(EXERCISE DESCRIPTION) Word for word, write out all the entries below, omitting every picture.
-- Opening Marker --
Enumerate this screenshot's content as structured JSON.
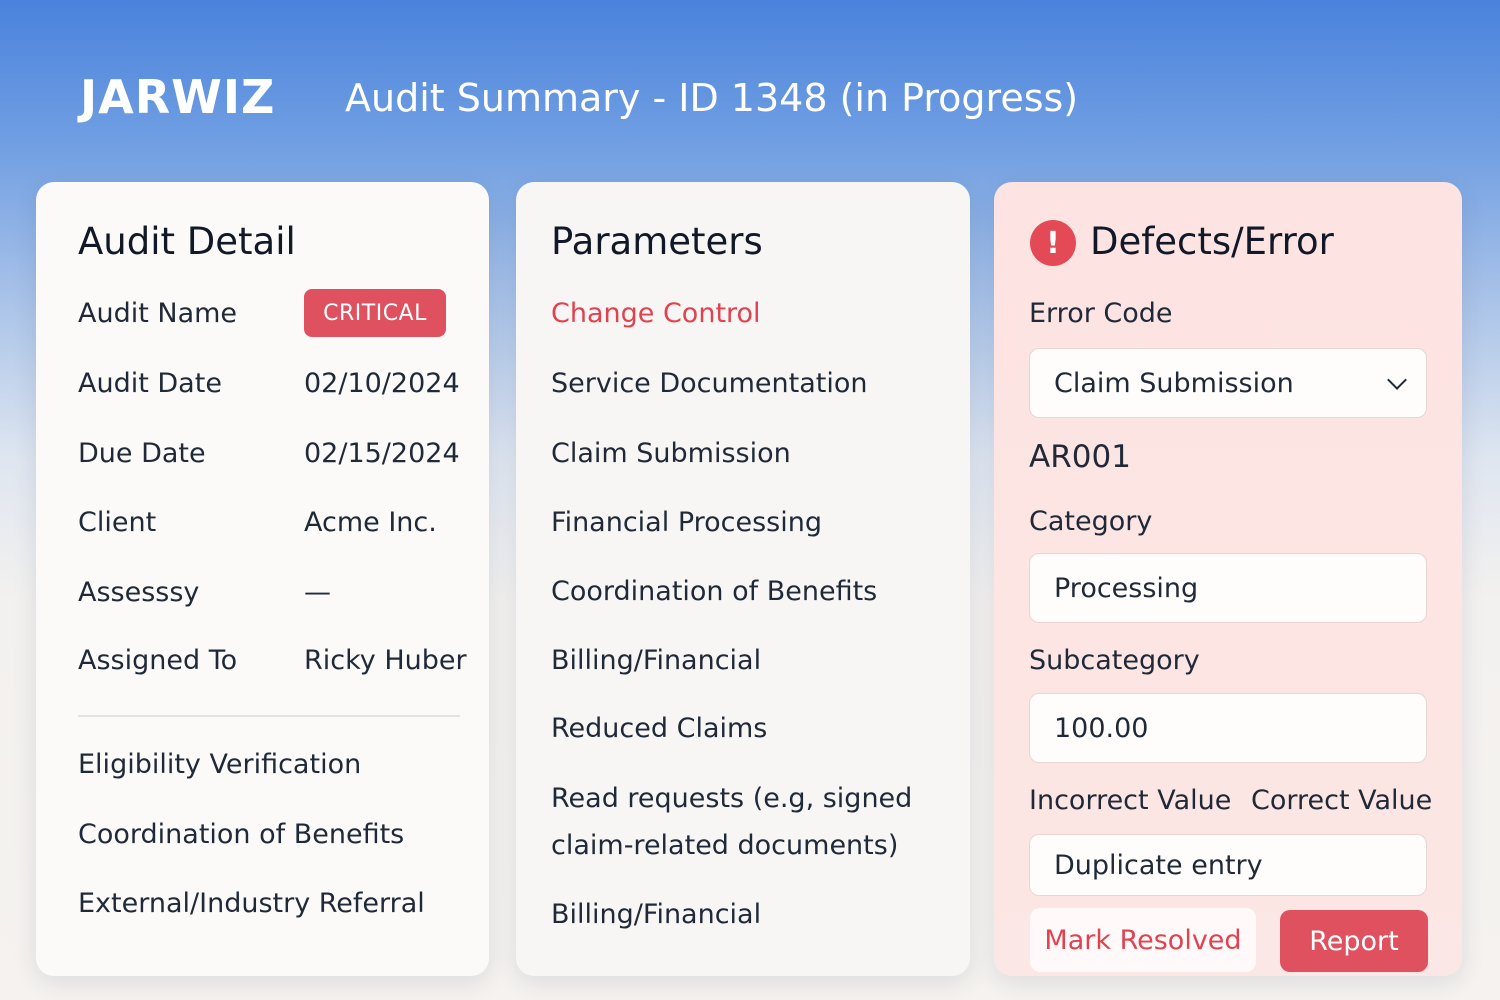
{
  "header": {
    "brand": "JARWIZ",
    "title": "Audit Summary - ID 1348 (in Progress)"
  },
  "audit_detail": {
    "title": "Audit Detail",
    "rows": [
      {
        "label": "Audit Name",
        "value": "CRITICAL"
      },
      {
        "label": "Audit Date",
        "value": "02/10/2024"
      },
      {
        "label": "Due Date",
        "value": "02/15/2024"
      },
      {
        "label": "Client",
        "value": "Acme Inc."
      },
      {
        "label": "Assesssy",
        "value": "—"
      },
      {
        "label": "Assigned To",
        "value": "Ricky Huber"
      }
    ],
    "extras": [
      "Eligibility Verification",
      "Coordination of Benefits",
      "External/Industry Referral"
    ]
  },
  "parameters": {
    "title": "Parameters",
    "items": [
      "Change Control",
      "Service Documentation",
      "Claim Submission",
      "Financial Processing",
      "Coordination of Benefits",
      "Billing/Financial",
      "Reduced Claims",
      "Read requests (e.g, signed",
      "claim-related documents)",
      "Billing/Financial"
    ],
    "active_index": 0
  },
  "defects": {
    "title": "Defects/Error",
    "icon": "alert-circle-icon",
    "error_code_label": "Error Code",
    "error_code_value": "Claim Submission",
    "code": "AR001",
    "category_label": "Category",
    "category_value": "Processing",
    "subcategory_label": "Subcategory",
    "subcategory_value": "100.00",
    "incorrect_value_label": "Incorrect Value",
    "correct_value_label": "Correct Value",
    "incorrect_value": "Duplicate entry",
    "mark_resolved_label": "Mark Resolved",
    "report_label": "Report"
  },
  "colors": {
    "accent": "#e0515f",
    "header_blue": "#4a82dc"
  }
}
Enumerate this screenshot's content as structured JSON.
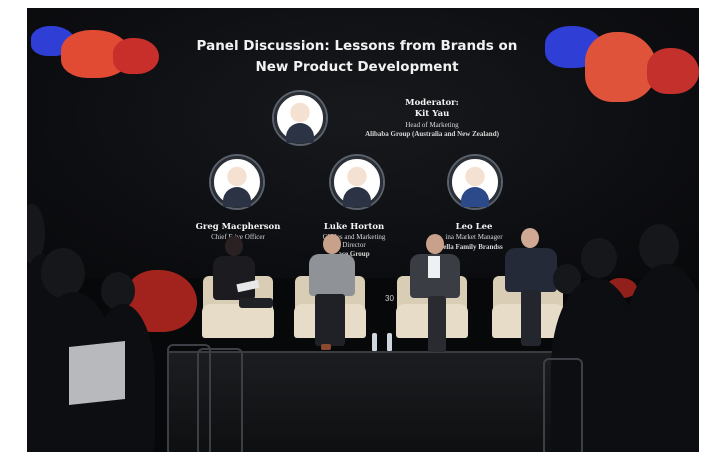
{
  "screen": {
    "title_line1": "Panel Discussion: Lessons from Brands on",
    "title_line2": "New Product Development"
  },
  "moderator": {
    "label": "Moderator:",
    "name": "Kit Yau",
    "role": "Head of Marketing",
    "org": "Alibaba Group (Australia and New Zealand)"
  },
  "panelists": [
    {
      "name": "Greg Macpherson",
      "role": "Chief E    ive Officer",
      "org": ""
    },
    {
      "name": "Luke Horton",
      "role": "Glo    les and Marketing",
      "role2": "Director",
      "org": "   ace Group"
    },
    {
      "name": "Leo Lee",
      "role": "ina Market Manager",
      "org": "ella Family Brandss"
    }
  ],
  "stage_number": "30",
  "colors": {
    "screen_bg": "#0c0d10",
    "blob_red": "#e0432f",
    "blob_blue": "#2f3fd6",
    "chair": "#e6dcc8"
  }
}
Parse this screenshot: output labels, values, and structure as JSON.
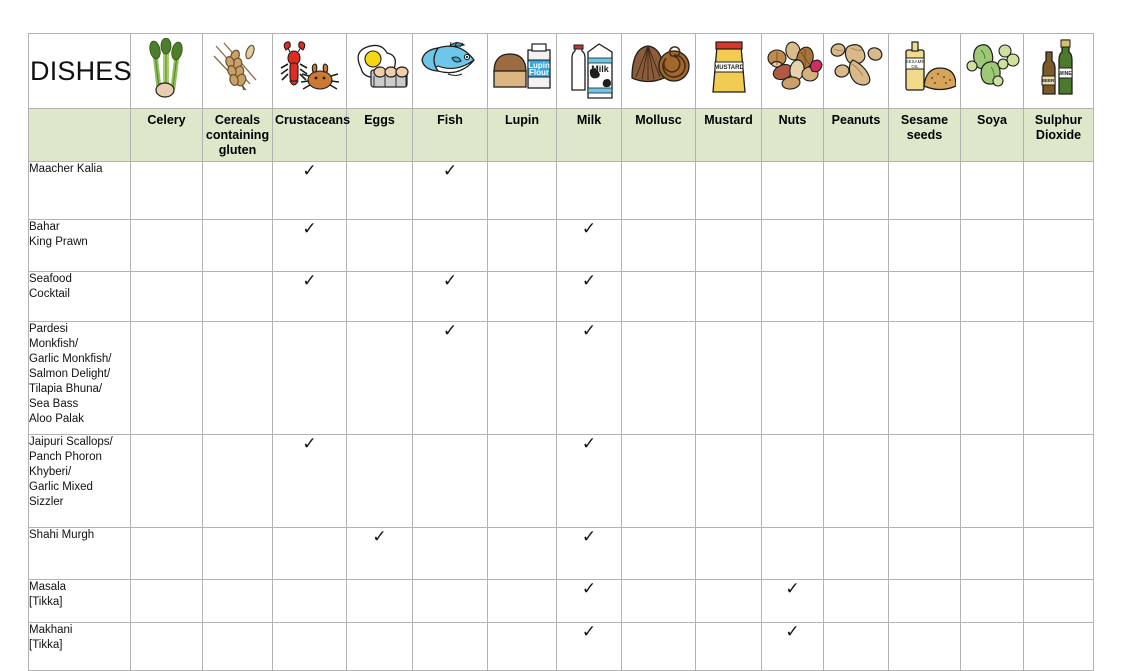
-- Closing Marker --
(ANSWER FOR THIS EXERCISE)
Enumerate this screenshot's content as structured JSON.
{
  "header": {
    "brand": "JARWIZ",
    "title": "Audit Summary - ID 1348 (in Progress)"
  },
  "audit_detail": {
    "title": "Audit Detail",
    "rows": [
      {
        "label": "Audit Name",
        "value": "CRITICAL"
      },
      {
        "label": "Audit Date",
        "value": "02/10/2024"
      },
      {
        "label": "Due Date",
        "value": "02/15/2024"
      },
      {
        "label": "Client",
        "value": "Acme Inc."
      },
      {
        "label": "Assesssy",
        "value": "—"
      },
      {
        "label": "Assigned To",
        "value": "Ricky Huber"
      }
    ],
    "extras": [
      "Eligibility Verification",
      "Coordination of Benefits",
      "External/Industry Referral"
    ]
  },
  "parameters": {
    "title": "Parameters",
    "items": [
      "Change Control",
      "Service Documentation",
      "Claim Submission",
      "Financial Processing",
      "Coordination of Benefits",
      "Billing/Financial",
      "Reduced Claims",
      "Read requests (e.g, signed",
      "claim-related documents)",
      "Billing/Financial"
    ],
    "active_index": 0
  },
  "defects": {
    "title": "Defects/Error",
    "icon": "alert-circle-icon",
    "error_code_label": "Error Code",
    "error_code_value": "Claim Submission",
    "code": "AR001",
    "category_label": "Category",
    "category_value": "Processing",
    "subcategory_label": "Subcategory",
    "subcategory_value": "100.00",
    "incorrect_value_label": "Incorrect Value",
    "correct_value_label": "Correct Value",
    "incorrect_value": "Duplicate entry",
    "mark_resolved_label": "Mark Resolved",
    "report_label": "Report"
  },
  "colors": {
    "accent": "#e0515f",
    "header_blue": "#4a82dc"
  }
}
Enumerate this screenshot's content as structured JSON.
{
  "screen": {
    "title_line1": "Panel Discussion: Lessons from Brands on",
    "title_line2": "New Product Development"
  },
  "moderator": {
    "label": "Moderator:",
    "name": "Kit Yau",
    "role": "Head of Marketing",
    "org": "Alibaba Group (Australia and New Zealand)"
  },
  "panelists": [
    {
      "name": "Greg Macpherson",
      "role": "Chief E    ive Officer",
      "org": ""
    },
    {
      "name": "Luke Horton",
      "role": "Glo    les and Marketing",
      "role2": "Director",
      "org": "   ace Group"
    },
    {
      "name": "Leo Lee",
      "role": "ina Market Manager",
      "org": "ella Family Brandss"
    }
  ],
  "stage_number": "30",
  "colors": {
    "screen_bg": "#0c0d10",
    "blob_red": "#e0432f",
    "blob_blue": "#2f3fd6",
    "chair": "#e6dcc8"
  }
}
Parse this screenshot: output labels, values, and structure as JSON.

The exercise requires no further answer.